The UN cultural agency on Tuesday adopted an Arab-sponsored resolution condemning Israel's actions at a flashpoint holy site in east Jerusalem, deepening anger in the Jewish state.
On Friday, Renzi strongly criticised the resolution, saying that Rome --which had abstained in the vote -- would now oppose it.
"It is incomprehensible and unacceptable, a mistake. I specifically asked diplomats involved in such cases yesterday (Thursday) not to continue like this -- we cannot deny reality," Renzi told an Italian radio station.
"To say that the Jewish people has no connection to Jerusalem is like saying that the sun creates darkness."
"If we have to break European ranks on this issue, then so be it," Renzi said.
In a statement, Netanyahu's office said the two premiers spoke on Saturday and that the Israeli prime minister told Renzi that "even the theatre of the absurd has limits".
The statement said Renzi told Netanyahu he "would work to influence the positions of other European countries" in similar votes in the future.
Tuesday's UNESCO resolution on "occupied Palestine" was endorsed by the agency's executive board at its headquarters in Paris, after being approved at the committee stage last week.
Israel considers all of Jerusalem as its undivided capital, but the Palestinians want the eastern sector as capital of their future state.
Israel is furious that the resolution refers to the Old City site in Jerusalem by its Muslim name, Al-Aqsa or Al-Haram al-Sharif.

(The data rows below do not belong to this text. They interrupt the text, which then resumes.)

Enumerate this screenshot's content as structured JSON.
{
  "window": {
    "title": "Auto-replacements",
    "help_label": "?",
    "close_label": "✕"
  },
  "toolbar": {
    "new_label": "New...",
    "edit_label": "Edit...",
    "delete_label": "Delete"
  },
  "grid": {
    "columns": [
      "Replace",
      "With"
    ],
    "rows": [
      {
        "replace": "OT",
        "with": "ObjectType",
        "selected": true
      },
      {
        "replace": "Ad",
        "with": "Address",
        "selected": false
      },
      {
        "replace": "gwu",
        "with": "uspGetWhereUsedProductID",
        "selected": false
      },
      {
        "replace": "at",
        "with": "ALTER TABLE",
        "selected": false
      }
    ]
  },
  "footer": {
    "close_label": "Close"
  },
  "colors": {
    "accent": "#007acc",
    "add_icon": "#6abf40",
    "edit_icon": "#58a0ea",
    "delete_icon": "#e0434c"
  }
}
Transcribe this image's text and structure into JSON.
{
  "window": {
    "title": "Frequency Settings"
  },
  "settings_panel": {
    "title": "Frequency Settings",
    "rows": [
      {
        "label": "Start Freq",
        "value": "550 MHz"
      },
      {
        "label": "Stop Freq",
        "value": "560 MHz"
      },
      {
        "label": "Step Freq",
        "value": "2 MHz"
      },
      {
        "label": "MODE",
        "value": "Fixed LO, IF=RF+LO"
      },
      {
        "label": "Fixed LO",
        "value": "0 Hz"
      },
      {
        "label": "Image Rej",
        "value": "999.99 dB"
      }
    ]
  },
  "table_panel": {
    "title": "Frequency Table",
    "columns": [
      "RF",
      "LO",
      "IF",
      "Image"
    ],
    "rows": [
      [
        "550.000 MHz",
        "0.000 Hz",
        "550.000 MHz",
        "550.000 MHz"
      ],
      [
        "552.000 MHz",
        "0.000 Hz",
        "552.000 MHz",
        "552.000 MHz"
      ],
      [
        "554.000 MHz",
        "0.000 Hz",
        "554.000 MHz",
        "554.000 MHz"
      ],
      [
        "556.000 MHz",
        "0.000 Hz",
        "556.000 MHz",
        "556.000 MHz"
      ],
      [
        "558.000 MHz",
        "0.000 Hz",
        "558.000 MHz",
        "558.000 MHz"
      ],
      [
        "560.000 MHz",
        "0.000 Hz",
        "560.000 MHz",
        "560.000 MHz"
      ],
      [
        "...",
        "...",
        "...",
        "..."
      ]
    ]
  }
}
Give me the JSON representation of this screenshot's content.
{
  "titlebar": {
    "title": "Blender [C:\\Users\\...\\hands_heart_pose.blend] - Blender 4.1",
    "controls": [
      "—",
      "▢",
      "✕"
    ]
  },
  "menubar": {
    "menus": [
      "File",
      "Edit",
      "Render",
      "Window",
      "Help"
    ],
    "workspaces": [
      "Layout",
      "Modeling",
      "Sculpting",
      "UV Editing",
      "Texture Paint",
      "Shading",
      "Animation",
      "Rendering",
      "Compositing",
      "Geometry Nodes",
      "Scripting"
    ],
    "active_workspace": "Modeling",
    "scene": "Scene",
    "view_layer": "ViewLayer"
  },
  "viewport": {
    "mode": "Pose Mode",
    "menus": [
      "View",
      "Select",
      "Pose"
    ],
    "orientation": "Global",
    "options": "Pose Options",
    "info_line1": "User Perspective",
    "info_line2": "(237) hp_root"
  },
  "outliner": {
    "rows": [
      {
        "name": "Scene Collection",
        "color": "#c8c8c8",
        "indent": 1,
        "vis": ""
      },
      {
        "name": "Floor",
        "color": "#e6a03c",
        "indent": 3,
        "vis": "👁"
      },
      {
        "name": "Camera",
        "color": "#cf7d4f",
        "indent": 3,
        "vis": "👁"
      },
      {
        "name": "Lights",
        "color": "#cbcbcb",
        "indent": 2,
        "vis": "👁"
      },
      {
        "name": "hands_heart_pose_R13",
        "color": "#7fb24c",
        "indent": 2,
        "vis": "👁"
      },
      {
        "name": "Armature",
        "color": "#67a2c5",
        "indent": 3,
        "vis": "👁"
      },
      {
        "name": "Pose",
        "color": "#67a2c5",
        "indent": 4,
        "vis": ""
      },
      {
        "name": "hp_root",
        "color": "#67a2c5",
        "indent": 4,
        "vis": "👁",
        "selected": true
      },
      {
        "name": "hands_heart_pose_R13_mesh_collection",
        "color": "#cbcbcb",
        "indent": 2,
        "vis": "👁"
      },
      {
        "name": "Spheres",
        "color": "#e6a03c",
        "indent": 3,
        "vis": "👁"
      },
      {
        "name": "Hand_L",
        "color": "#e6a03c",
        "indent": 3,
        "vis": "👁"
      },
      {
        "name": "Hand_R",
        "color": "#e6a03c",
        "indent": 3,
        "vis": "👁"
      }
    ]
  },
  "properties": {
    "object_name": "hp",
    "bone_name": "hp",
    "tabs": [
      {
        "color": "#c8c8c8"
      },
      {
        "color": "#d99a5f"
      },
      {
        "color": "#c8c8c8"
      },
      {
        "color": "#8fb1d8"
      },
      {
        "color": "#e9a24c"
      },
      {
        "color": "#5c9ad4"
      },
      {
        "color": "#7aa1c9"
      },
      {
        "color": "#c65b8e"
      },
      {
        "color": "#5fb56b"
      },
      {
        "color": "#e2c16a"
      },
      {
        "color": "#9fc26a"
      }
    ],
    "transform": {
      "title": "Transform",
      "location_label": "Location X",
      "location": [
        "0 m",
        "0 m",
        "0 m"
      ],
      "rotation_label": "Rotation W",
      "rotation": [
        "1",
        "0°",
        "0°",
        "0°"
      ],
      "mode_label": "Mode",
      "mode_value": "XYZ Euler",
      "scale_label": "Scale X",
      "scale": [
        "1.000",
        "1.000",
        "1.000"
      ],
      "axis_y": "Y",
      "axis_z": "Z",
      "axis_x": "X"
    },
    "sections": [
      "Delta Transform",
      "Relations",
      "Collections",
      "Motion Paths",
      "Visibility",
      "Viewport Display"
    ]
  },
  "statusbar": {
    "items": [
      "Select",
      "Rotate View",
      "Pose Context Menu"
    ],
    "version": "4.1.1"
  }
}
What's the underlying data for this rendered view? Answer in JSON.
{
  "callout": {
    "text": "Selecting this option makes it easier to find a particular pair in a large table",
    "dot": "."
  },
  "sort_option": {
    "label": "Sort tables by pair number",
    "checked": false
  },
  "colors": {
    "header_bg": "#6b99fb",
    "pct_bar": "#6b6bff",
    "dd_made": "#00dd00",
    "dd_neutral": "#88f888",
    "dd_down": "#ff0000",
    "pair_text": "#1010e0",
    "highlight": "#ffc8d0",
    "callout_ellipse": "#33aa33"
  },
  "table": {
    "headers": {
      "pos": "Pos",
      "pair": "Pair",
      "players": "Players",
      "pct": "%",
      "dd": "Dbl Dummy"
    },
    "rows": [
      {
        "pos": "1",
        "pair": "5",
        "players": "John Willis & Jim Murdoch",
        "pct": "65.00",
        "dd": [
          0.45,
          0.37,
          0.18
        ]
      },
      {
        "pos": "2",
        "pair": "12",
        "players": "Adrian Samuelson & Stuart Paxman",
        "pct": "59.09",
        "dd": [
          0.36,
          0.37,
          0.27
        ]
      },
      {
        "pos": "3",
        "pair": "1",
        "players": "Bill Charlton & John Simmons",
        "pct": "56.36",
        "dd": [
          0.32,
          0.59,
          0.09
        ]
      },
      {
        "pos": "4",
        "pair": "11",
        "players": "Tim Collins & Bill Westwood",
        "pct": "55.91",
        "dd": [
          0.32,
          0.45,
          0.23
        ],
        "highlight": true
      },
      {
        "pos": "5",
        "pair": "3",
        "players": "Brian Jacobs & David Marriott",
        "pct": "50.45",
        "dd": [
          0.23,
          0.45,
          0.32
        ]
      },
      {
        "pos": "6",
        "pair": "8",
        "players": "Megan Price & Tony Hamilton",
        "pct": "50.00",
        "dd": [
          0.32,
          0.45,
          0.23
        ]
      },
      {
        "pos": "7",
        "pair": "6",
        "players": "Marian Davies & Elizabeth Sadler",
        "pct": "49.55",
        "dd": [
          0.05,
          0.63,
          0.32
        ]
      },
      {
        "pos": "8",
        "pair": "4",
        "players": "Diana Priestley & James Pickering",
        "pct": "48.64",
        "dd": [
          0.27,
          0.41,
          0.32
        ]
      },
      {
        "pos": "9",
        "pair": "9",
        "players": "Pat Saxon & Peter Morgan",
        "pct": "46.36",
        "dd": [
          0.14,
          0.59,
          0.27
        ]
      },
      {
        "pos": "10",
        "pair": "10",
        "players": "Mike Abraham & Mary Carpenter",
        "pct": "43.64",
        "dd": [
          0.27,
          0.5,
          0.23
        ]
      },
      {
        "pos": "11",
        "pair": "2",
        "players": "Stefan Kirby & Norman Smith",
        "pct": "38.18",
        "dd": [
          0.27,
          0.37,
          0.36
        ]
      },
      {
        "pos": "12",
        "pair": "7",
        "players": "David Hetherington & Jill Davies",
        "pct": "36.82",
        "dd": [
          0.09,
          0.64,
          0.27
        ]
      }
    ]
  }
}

It is considered holy by Muslims, Christians and Jews. Jews refer to it as the Temple Mount and it is considered the holiest site in Judaism.